===== RAW DATA =====

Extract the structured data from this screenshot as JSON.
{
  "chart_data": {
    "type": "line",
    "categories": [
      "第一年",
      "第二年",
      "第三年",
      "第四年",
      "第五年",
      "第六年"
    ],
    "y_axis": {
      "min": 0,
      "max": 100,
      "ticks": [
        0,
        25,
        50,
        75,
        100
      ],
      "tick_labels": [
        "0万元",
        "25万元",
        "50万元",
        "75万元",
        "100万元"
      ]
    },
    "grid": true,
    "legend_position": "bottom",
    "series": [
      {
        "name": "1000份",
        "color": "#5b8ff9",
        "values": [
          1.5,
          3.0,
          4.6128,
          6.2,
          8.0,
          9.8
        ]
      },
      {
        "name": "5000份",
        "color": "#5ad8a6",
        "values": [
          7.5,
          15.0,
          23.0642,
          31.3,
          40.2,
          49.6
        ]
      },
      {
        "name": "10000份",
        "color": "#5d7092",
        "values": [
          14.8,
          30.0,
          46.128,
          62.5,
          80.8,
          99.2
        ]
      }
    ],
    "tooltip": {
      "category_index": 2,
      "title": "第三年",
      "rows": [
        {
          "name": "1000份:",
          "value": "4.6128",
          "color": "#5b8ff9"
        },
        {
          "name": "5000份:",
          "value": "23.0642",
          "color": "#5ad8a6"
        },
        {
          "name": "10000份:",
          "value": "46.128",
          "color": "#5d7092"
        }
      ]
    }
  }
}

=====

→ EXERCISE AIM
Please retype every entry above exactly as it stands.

→ WRITTEN SOLUTION
Extract the structured data from this screenshot as JSON.
{
  "chart_data": {
    "type": "line",
    "categories": [
      "第一年",
      "第二年",
      "第三年",
      "第四年",
      "第五年",
      "第六年"
    ],
    "y_axis": {
      "min": 0,
      "max": 100,
      "ticks": [
        0,
        25,
        50,
        75,
        100
      ],
      "tick_labels": [
        "0万元",
        "25万元",
        "50万元",
        "75万元",
        "100万元"
      ]
    },
    "grid": true,
    "legend_position": "bottom",
    "series": [
      {
        "name": "1000份",
        "color": "#5b8ff9",
        "values": [
          1.5,
          3.0,
          4.6128,
          6.2,
          8.0,
          9.8
        ]
      },
      {
        "name": "5000份",
        "color": "#5ad8a6",
        "values": [
          7.5,
          15.0,
          23.0642,
          31.3,
          40.2,
          49.6
        ]
      },
      {
        "name": "10000份",
        "color": "#5d7092",
        "values": [
          14.8,
          30.0,
          46.128,
          62.5,
          80.8,
          99.2
        ]
      }
    ],
    "tooltip": {
      "category_index": 2,
      "title": "第三年",
      "rows": [
        {
          "name": "1000份:",
          "value": "4.6128",
          "color": "#5b8ff9"
        },
        {
          "name": "5000份:",
          "value": "23.0642",
          "color": "#5ad8a6"
        },
        {
          "name": "10000份:",
          "value": "46.128",
          "color": "#5d7092"
        }
      ]
    }
  }
}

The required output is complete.